>>>

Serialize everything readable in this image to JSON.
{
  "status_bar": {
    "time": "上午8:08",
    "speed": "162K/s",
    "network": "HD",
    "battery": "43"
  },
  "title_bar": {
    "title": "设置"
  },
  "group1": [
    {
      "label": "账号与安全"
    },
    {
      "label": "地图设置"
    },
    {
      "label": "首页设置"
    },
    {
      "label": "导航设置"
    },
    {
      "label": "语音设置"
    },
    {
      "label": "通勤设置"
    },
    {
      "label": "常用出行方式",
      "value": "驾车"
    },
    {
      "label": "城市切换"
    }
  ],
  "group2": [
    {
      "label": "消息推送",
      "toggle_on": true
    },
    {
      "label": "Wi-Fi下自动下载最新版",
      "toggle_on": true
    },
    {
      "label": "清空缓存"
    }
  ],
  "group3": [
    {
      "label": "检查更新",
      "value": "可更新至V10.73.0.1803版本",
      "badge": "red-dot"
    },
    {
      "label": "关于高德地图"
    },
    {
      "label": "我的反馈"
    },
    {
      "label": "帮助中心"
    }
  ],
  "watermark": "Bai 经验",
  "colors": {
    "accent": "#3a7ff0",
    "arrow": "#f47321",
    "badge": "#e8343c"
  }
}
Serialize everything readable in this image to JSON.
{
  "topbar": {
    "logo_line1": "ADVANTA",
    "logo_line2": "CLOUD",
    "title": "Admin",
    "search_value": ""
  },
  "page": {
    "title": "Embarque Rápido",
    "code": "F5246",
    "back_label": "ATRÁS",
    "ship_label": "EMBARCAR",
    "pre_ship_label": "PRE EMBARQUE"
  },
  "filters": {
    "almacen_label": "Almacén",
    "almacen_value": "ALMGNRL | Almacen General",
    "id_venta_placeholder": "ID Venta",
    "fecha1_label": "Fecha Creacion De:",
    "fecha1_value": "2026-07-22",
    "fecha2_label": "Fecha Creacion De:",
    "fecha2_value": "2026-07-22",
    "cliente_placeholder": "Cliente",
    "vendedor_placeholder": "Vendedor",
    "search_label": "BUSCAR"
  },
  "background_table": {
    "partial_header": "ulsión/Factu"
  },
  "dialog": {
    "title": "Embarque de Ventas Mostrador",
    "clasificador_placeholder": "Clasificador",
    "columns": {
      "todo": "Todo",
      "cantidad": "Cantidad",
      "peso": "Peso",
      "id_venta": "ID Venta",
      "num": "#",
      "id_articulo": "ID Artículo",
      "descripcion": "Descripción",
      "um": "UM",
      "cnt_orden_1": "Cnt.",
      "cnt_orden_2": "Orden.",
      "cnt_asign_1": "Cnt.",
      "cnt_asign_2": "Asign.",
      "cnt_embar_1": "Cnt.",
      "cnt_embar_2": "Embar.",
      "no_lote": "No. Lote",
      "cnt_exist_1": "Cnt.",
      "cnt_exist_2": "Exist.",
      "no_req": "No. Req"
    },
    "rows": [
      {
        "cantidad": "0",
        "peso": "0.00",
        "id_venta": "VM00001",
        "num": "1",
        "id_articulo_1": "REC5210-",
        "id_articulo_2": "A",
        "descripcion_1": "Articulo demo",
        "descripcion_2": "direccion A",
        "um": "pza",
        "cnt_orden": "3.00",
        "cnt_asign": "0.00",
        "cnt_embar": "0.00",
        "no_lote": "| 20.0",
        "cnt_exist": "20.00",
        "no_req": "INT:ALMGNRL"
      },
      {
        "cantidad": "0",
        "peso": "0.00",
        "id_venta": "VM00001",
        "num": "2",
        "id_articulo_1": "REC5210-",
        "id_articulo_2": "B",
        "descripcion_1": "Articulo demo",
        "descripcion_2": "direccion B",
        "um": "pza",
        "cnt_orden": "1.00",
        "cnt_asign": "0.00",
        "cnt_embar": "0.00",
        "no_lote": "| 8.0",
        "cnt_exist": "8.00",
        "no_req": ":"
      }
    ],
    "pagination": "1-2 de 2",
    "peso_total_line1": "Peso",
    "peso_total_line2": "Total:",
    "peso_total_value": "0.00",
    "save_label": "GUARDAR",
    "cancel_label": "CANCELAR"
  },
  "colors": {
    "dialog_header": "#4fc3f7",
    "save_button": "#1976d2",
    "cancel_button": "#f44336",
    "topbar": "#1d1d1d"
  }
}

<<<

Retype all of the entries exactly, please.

Serialize everything readable in this image to JSON.
{
  "status_bar": {
    "time": "上午8:08",
    "speed": "162K/s",
    "network": "HD",
    "battery": "43"
  },
  "title_bar": {
    "title": "设置"
  },
  "group1": [
    {
      "label": "账号与安全"
    },
    {
      "label": "地图设置"
    },
    {
      "label": "首页设置"
    },
    {
      "label": "导航设置"
    },
    {
      "label": "语音设置"
    },
    {
      "label": "通勤设置"
    },
    {
      "label": "常用出行方式",
      "value": "驾车"
    },
    {
      "label": "城市切换"
    }
  ],
  "group2": [
    {
      "label": "消息推送",
      "toggle_on": true
    },
    {
      "label": "Wi-Fi下自动下载最新版",
      "toggle_on": true
    },
    {
      "label": "清空缓存"
    }
  ],
  "group3": [
    {
      "label": "检查更新",
      "value": "可更新至V10.73.0.1803版本",
      "badge": "red-dot"
    },
    {
      "label": "关于高德地图"
    },
    {
      "label": "我的反馈"
    },
    {
      "label": "帮助中心"
    }
  ],
  "watermark": "Bai 经验",
  "colors": {
    "accent": "#3a7ff0",
    "arrow": "#f47321",
    "badge": "#e8343c"
  }
}
Serialize everything readable in this image to JSON.
{
  "topbar": {
    "logo_line1": "ADVANTA",
    "logo_line2": "CLOUD",
    "title": "Admin",
    "search_value": ""
  },
  "page": {
    "title": "Embarque Rápido",
    "code": "F5246",
    "back_label": "ATRÁS",
    "ship_label": "EMBARCAR",
    "pre_ship_label": "PRE EMBARQUE"
  },
  "filters": {
    "almacen_label": "Almacén",
    "almacen_value": "ALMGNRL | Almacen General",
    "id_venta_placeholder": "ID Venta",
    "fecha1_label": "Fecha Creacion De:",
    "fecha1_value": "2026-07-22",
    "fecha2_label": "Fecha Creacion De:",
    "fecha2_value": "2026-07-22",
    "cliente_placeholder": "Cliente",
    "vendedor_placeholder": "Vendedor",
    "search_label": "BUSCAR"
  },
  "background_table": {
    "partial_header": "ulsión/Factu"
  },
  "dialog": {
    "title": "Embarque de Ventas Mostrador",
    "clasificador_placeholder": "Clasificador",
    "columns": {
      "todo": "Todo",
      "cantidad": "Cantidad",
      "peso": "Peso",
      "id_venta": "ID Venta",
      "num": "#",
      "id_articulo": "ID Artículo",
      "descripcion": "Descripción",
      "um": "UM",
      "cnt_orden_1": "Cnt.",
      "cnt_orden_2": "Orden.",
      "cnt_asign_1": "Cnt.",
      "cnt_asign_2": "Asign.",
      "cnt_embar_1": "Cnt.",
      "cnt_embar_2": "Embar.",
      "no_lote": "No. Lote",
      "cnt_exist_1": "Cnt.",
      "cnt_exist_2": "Exist.",
      "no_req": "No. Req"
    },
    "rows": [
      {
        "cantidad": "0",
        "peso": "0.00",
        "id_venta": "VM00001",
        "num": "1",
        "id_articulo_1": "REC5210-",
        "id_articulo_2": "A",
        "descripcion_1": "Articulo demo",
        "descripcion_2": "direccion A",
        "um": "pza",
        "cnt_orden": "3.00",
        "cnt_asign": "0.00",
        "cnt_embar": "0.00",
        "no_lote": "| 20.0",
        "cnt_exist": "20.00",
        "no_req": "INT:ALMGNRL"
      },
      {
        "cantidad": "0",
        "peso": "0.00",
        "id_venta": "VM00001",
        "num": "2",
        "id_articulo_1": "REC5210-",
        "id_articulo_2": "B",
        "descripcion_1": "Articulo demo",
        "descripcion_2": "direccion B",
        "um": "pza",
        "cnt_orden": "1.00",
        "cnt_asign": "0.00",
        "cnt_embar": "0.00",
        "no_lote": "| 8.0",
        "cnt_exist": "8.00",
        "no_req": ":"
      }
    ],
    "pagination": "1-2 de 2",
    "peso_total_line1": "Peso",
    "peso_total_line2": "Total:",
    "peso_total_value": "0.00",
    "save_label": "GUARDAR",
    "cancel_label": "CANCELAR"
  },
  "colors": {
    "dialog_header": "#4fc3f7",
    "save_button": "#1976d2",
    "cancel_button": "#f44336",
    "topbar": "#1d1d1d"
  }
}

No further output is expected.